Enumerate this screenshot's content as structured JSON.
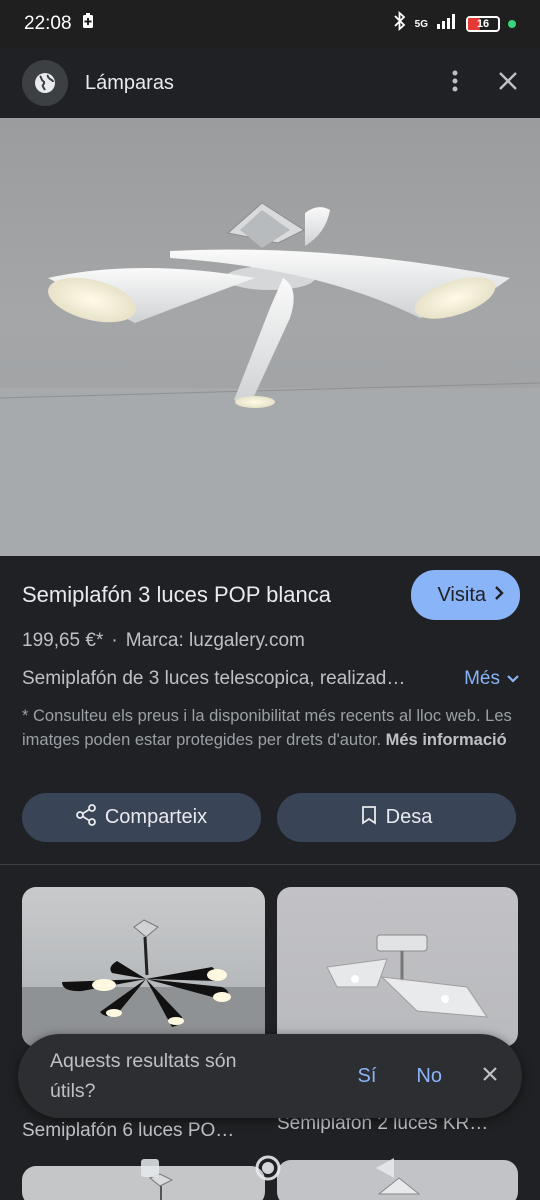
{
  "status_bar": {
    "time": "22:08",
    "network": "5G",
    "battery": "16"
  },
  "top_bar": {
    "title": "Lámparas"
  },
  "product": {
    "title": "Semiplafón 3 luces POP blanca",
    "visit_label": "Visita",
    "price": "199,65 €*",
    "separator": "·",
    "brand": "Marca: luzgalery.com",
    "description": "Semiplafón de 3 luces telescopica, realizad…",
    "more_label": "Més",
    "disclaimer": "* Consulteu els preus i la disponibilitat més recents al lloc web. Les imatges poden estar protegides per drets d'autor.",
    "more_info_label": "Més informació"
  },
  "actions": {
    "share_label": "Comparteix",
    "save_label": "Desa"
  },
  "related": {
    "items": [
      {
        "caption": "Semiplafón 6 luces PO…"
      },
      {
        "caption": "Semiplafón 2 luces KR…"
      }
    ]
  },
  "feedback_toast": {
    "question": "Aquests resultats són útils?",
    "yes_label": "Sí",
    "no_label": "No"
  },
  "colors": {
    "accent": "#8ab4f8",
    "background": "#202124",
    "pill": "#394457"
  }
}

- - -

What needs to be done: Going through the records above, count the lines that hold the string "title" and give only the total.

Exercise solution: 2